(Records from a dataset)
----

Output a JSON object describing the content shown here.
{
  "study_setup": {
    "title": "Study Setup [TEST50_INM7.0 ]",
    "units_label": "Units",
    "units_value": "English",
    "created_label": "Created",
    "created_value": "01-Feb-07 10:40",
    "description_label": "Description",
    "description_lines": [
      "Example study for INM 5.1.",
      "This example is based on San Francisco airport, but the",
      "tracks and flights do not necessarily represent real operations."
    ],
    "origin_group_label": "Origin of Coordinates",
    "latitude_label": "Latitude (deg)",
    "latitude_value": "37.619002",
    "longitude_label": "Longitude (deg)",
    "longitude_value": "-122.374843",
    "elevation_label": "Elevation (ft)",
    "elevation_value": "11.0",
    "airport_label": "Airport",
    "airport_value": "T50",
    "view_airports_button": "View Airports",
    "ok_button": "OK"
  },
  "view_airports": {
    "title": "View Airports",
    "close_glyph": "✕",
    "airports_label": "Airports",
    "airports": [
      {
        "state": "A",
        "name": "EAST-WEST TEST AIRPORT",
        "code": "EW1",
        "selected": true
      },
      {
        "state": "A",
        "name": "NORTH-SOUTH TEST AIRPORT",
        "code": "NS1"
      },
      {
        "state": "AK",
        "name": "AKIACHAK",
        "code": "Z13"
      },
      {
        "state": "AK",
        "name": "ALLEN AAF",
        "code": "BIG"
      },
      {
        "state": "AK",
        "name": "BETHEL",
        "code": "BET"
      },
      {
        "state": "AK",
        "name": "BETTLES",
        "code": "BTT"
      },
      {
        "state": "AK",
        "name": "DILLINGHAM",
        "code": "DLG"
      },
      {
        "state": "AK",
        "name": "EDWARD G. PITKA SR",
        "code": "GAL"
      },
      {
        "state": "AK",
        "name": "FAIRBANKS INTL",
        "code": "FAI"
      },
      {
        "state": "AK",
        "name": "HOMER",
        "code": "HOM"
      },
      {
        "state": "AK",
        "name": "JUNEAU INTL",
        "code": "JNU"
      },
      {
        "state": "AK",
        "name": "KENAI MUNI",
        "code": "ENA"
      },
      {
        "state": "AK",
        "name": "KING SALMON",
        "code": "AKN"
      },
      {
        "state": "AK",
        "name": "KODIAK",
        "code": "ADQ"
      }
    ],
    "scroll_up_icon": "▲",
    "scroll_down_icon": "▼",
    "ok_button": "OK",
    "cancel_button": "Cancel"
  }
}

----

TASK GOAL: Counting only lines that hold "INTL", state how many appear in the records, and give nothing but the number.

RESPONSE TO THE TASK: 2